The winning teams attend a three-week SuperQuest summer institute (typically in July) at one of the participating supercomputing centers. The students learn about supercomputing, work with mentors and work on implementing their projects on a supercomputer.

The winning teams are provided with a workstation in their schools and are given access to the supercomputers through the internet. The teams continue working on their projects for a year.

The contest started in 1988, sponsored by ETA, a subsidiary of Control Data Systems. A team from the Thomas Jefferson High School for Science and Technology won the prize, an ETA10P supercomputer, which was installed in their school.[1] The following year, corporate problems led ETA to cancel the program, and the Cornell Theory Center, with support from the National Science Foundation and IBM, designed a revised program, where all winning teams received internet connections and access throughout the year to the supercomputing resources at the Cornell Theory Center. From 1991-1994, this program was expanded to include summer programs at other supercomputing centers (NCSA and University of Huntsville, Alabama in 1991; Reed College and the Oregon Graduate Institute, and Sandia National Laboratories in 1992).

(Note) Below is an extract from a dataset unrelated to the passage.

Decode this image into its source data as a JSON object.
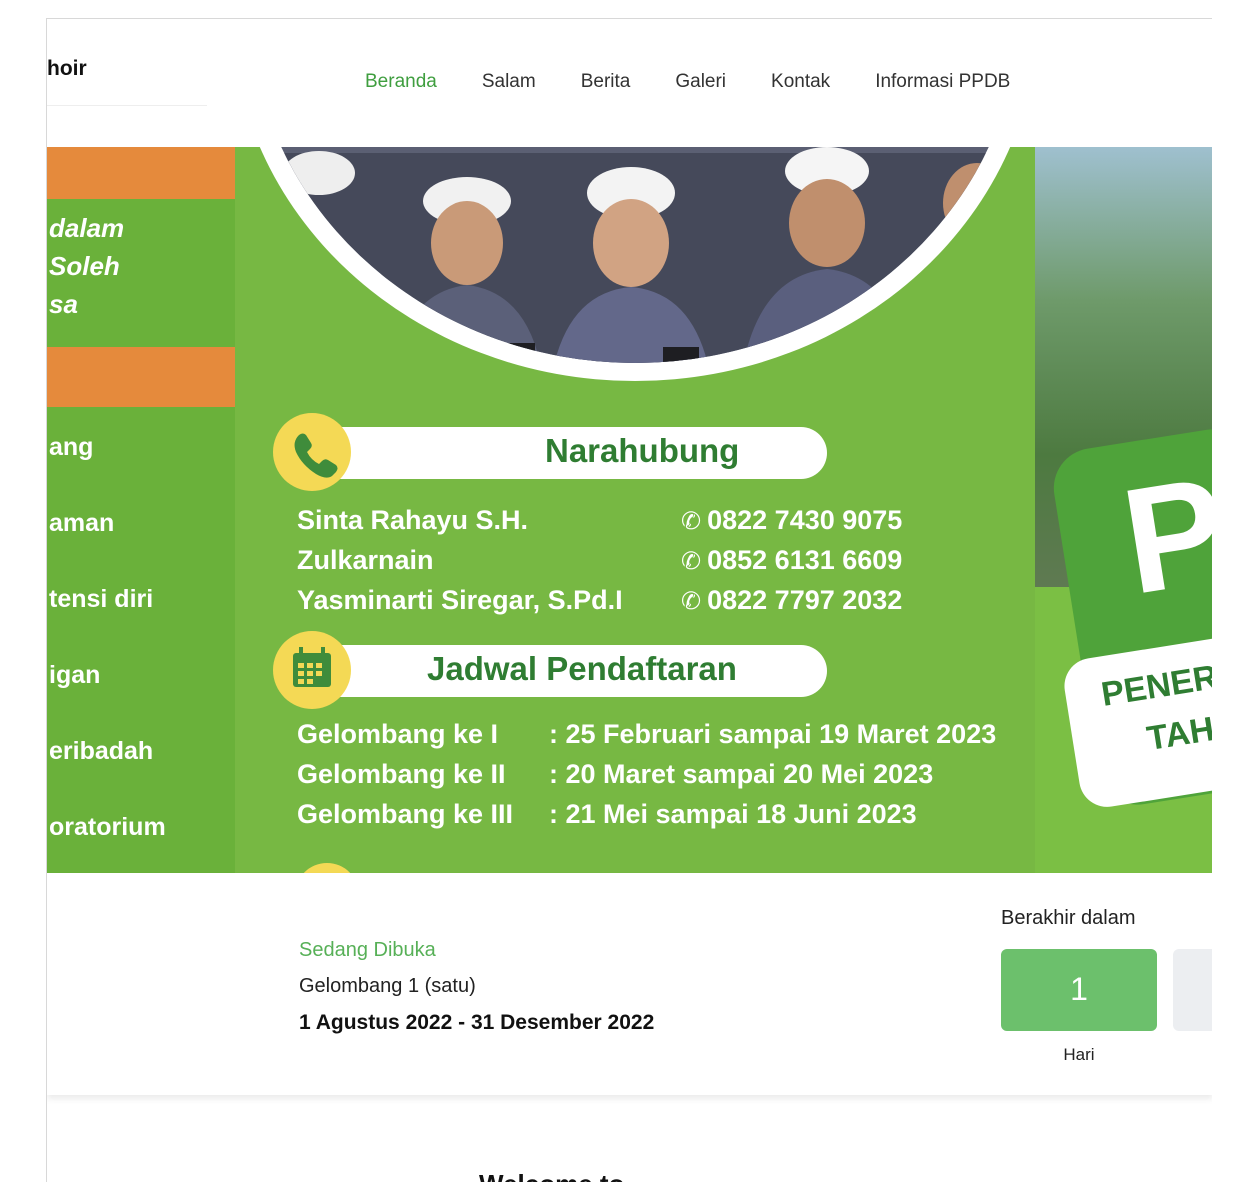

  • Information from "Superquest: A Historical Retrospective on a Computational Science Program for Secondary Schools", [1]